» **WHAT THE TASK ASKS**
Give all the data again exactly.

» **DATA**
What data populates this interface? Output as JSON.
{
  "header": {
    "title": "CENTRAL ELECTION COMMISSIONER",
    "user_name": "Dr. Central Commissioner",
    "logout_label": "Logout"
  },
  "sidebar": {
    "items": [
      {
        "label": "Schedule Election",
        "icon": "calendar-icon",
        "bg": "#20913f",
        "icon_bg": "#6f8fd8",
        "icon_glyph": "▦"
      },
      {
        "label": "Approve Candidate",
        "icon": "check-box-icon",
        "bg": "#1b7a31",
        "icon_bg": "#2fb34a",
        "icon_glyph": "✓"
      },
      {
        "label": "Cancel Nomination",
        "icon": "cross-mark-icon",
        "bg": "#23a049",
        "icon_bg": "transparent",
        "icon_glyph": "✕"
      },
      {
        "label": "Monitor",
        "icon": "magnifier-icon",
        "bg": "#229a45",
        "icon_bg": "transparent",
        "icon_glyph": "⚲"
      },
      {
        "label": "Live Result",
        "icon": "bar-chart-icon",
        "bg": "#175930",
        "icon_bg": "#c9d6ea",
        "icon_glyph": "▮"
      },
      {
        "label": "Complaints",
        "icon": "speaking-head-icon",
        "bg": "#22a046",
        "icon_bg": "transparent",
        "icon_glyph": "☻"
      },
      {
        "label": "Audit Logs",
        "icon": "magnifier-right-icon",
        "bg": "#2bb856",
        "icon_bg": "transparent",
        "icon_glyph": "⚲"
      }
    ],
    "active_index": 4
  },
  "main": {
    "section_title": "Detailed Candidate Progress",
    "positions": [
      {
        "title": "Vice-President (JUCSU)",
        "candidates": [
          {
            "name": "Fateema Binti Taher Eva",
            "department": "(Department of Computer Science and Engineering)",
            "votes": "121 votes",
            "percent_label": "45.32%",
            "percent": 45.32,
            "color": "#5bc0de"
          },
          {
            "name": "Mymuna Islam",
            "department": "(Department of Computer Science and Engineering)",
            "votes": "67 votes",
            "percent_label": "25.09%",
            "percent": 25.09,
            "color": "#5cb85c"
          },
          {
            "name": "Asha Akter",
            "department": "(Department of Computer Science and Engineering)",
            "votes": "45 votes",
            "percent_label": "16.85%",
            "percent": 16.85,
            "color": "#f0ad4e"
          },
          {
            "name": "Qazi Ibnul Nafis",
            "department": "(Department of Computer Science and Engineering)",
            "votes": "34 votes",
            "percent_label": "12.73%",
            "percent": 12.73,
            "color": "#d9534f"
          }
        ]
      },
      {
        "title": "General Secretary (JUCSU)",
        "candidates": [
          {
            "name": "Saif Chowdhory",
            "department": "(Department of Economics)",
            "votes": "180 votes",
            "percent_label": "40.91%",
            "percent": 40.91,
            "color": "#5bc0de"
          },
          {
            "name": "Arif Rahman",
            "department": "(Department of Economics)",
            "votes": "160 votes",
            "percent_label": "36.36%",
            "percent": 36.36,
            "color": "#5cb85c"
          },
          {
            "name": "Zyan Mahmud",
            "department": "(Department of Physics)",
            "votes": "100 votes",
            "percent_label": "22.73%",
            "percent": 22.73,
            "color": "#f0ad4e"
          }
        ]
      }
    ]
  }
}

» **EXPECTED OUTPUT**
What data populates this interface? Output as JSON.
{
  "header": {
    "title": "CENTRAL ELECTION COMMISSIONER",
    "user_name": "Dr. Central Commissioner",
    "logout_label": "Logout"
  },
  "sidebar": {
    "items": [
      {
        "label": "Schedule Election",
        "icon": "calendar-icon",
        "bg": "#20913f",
        "icon_bg": "#6f8fd8",
        "icon_glyph": "▦"
      },
      {
        "label": "Approve Candidate",
        "icon": "check-box-icon",
        "bg": "#1b7a31",
        "icon_bg": "#2fb34a",
        "icon_glyph": "✓"
      },
      {
        "label": "Cancel Nomination",
        "icon": "cross-mark-icon",
        "bg": "#23a049",
        "icon_bg": "transparent",
        "icon_glyph": "✕"
      },
      {
        "label": "Monitor",
        "icon": "magnifier-icon",
        "bg": "#229a45",
        "icon_bg": "transparent",
        "icon_glyph": "⚲"
      },
      {
        "label": "Live Result",
        "icon": "bar-chart-icon",
        "bg": "#175930",
        "icon_bg": "#c9d6ea",
        "icon_glyph": "▮"
      },
      {
        "label": "Complaints",
        "icon": "speaking-head-icon",
        "bg": "#22a046",
        "icon_bg": "transparent",
        "icon_glyph": "☻"
      },
      {
        "label": "Audit Logs",
        "icon": "magnifier-right-icon",
        "bg": "#2bb856",
        "icon_bg": "transparent",
        "icon_glyph": "⚲"
      }
    ],
    "active_index": 4
  },
  "main": {
    "section_title": "Detailed Candidate Progress",
    "positions": [
      {
        "title": "Vice-President (JUCSU)",
        "candidates": [
          {
            "name": "Fateema Binti Taher Eva",
            "department": "(Department of Computer Science and Engineering)",
            "votes": "121 votes",
            "percent_label": "45.32%",
            "percent": 45.32,
            "color": "#5bc0de"
          },
          {
            "name": "Mymuna Islam",
            "department": "(Department of Computer Science and Engineering)",
            "votes": "67 votes",
            "percent_label": "25.09%",
            "percent": 25.09,
            "color": "#5cb85c"
          },
          {
            "name": "Asha Akter",
            "department": "(Department of Computer Science and Engineering)",
            "votes": "45 votes",
            "percent_label": "16.85%",
            "percent": 16.85,
            "color": "#f0ad4e"
          },
          {
            "name": "Qazi Ibnul Nafis",
            "department": "(Department of Computer Science and Engineering)",
            "votes": "34 votes",
            "percent_label": "12.73%",
            "percent": 12.73,
            "color": "#d9534f"
          }
        ]
      },
      {
        "title": "General Secretary (JUCSU)",
        "candidates": [
          {
            "name": "Saif Chowdhory",
            "department": "(Department of Economics)",
            "votes": "180 votes",
            "percent_label": "40.91%",
            "percent": 40.91,
            "color": "#5bc0de"
          },
          {
            "name": "Arif Rahman",
            "department": "(Department of Economics)",
            "votes": "160 votes",
            "percent_label": "36.36%",
            "percent": 36.36,
            "color": "#5cb85c"
          },
          {
            "name": "Zyan Mahmud",
            "department": "(Department of Physics)",
            "votes": "100 votes",
            "percent_label": "22.73%",
            "percent": 22.73,
            "color": "#f0ad4e"
          }
        ]
      }
    ]
  }
}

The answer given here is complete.